Innovative ideas are not created and perfected overnight, yet it is critical to increase clock speed relative to the typical pace of change in pharma. Time-to-market could be shortened by increasing the frequency of key decisions (e.g., conducting monthly instead of semi-annual budgeting allocation meetings) and use of agile methodologies and metrics to speed development as described below. Industries like telecom use customer lifecycle management, usage patterns (e.g., talk time, peak vs. off peak usage, friends and family discounts, data allowance), and psycho-demographic data to test different combinations of tactics for different segments. The goal is to identify ‘sweet spots’—or shifts in them—in each segment.
Many pharma companies use the compliance bullet to shoot down multichannel ideas before they get off the ground. Yet 30 percent of the execs told us that they believe compliance will evolve to support truly innovative, patient-centric multichannel approaches. Accordingly, innovators have an opportunity to shape the compliance landscape now by working with the industry regulators and legal teams to develop tools and mechanisms that are effective and compliant.

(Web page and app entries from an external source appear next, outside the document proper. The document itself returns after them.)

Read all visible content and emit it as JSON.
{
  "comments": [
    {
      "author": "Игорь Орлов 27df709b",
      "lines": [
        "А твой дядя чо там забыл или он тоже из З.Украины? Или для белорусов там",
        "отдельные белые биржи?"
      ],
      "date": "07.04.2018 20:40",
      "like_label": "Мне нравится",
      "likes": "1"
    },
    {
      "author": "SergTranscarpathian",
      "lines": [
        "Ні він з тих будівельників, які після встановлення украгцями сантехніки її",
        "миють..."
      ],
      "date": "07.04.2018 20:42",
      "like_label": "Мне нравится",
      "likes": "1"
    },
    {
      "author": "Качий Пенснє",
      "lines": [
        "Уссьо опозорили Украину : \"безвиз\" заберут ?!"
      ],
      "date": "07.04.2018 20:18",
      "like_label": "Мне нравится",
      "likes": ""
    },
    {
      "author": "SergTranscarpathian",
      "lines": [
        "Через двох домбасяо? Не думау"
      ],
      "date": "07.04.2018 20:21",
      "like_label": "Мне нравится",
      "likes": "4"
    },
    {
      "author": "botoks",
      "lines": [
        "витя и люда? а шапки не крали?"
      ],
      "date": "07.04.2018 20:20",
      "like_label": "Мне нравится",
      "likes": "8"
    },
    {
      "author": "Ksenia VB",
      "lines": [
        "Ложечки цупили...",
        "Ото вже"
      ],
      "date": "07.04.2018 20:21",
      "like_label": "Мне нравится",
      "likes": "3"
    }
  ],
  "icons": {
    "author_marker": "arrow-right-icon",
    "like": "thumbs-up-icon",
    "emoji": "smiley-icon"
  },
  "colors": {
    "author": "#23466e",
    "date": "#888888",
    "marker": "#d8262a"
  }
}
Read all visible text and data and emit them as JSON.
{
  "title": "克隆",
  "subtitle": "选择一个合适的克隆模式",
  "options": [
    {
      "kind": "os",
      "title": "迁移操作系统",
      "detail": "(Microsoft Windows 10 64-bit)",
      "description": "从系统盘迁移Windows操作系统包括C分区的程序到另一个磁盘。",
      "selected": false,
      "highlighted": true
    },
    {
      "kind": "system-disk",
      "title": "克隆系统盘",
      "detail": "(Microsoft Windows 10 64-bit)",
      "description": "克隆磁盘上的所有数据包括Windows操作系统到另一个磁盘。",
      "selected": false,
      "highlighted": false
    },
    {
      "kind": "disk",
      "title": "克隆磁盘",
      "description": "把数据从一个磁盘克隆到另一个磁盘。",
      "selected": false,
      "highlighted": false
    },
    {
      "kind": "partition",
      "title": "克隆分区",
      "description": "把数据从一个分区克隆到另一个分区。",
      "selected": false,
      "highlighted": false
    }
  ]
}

Imperative 3: Identify robust measures of short and longer term impact
Investments in digital can be a tough sell. Limited C-suite support or an absence of shared vision among brand teams for digital are usually a result of multichannel not showing any real impact. Executives are understandably nervous to take away resources from historically effective tactics and allocate them to untested, blue-sky ideas. One approach to help these organizations get unstuck is to recruit senior executives who understand how multichannel works and are ‘all in’ to change the traditional tactics in pharma.
However, the bigger challenge is measuring the true impact of traditional and more innovative tactics. Yet, do companies even know the ‘real impact’ of existing tactics such as sales reps, or DTC, and what would happen if these were pulled away from certain sub-segments? Many companies stick with tactics until a looming loss of exclusivity forces changes in the marketing mix, so they haven’t quantified the impact of their execution or absence.
The second challenge is measuring the holistic impact of a multichannel campaign implemented at scale. This is a multi-step process, involving reallocation of investments, enough time to allow digital interfaces to gain traction, and improvements in data management. Multichannel elevates CRM and IT as potential differentiators, and the performance of both needs to be tracked. For now, it is pharmaceutical companies that must measure cross-channel impact to augment IMS data on sales reps. A better approach might be to create a cross-industry vendor that systematically collects data for each channel.
Pharma and medical-device companies have been experimenting with digital customer engagement, but it’s time for bolder moves. Sponsorship and involvement of leaders is critical for digital customer engagement to become a reality, as is patience. Segmentation, digital innovation, and new measurement systems take time to develop and refine. These priorities need at least six months and perhaps closer to 24 months to bear fruit. Yet there is no time like the present. Patients, caregivers, providers and payors already leverage digital to improve healthcare in various ways, so in many respects pharma and medical device companies will be joining the party, not breaking new ground.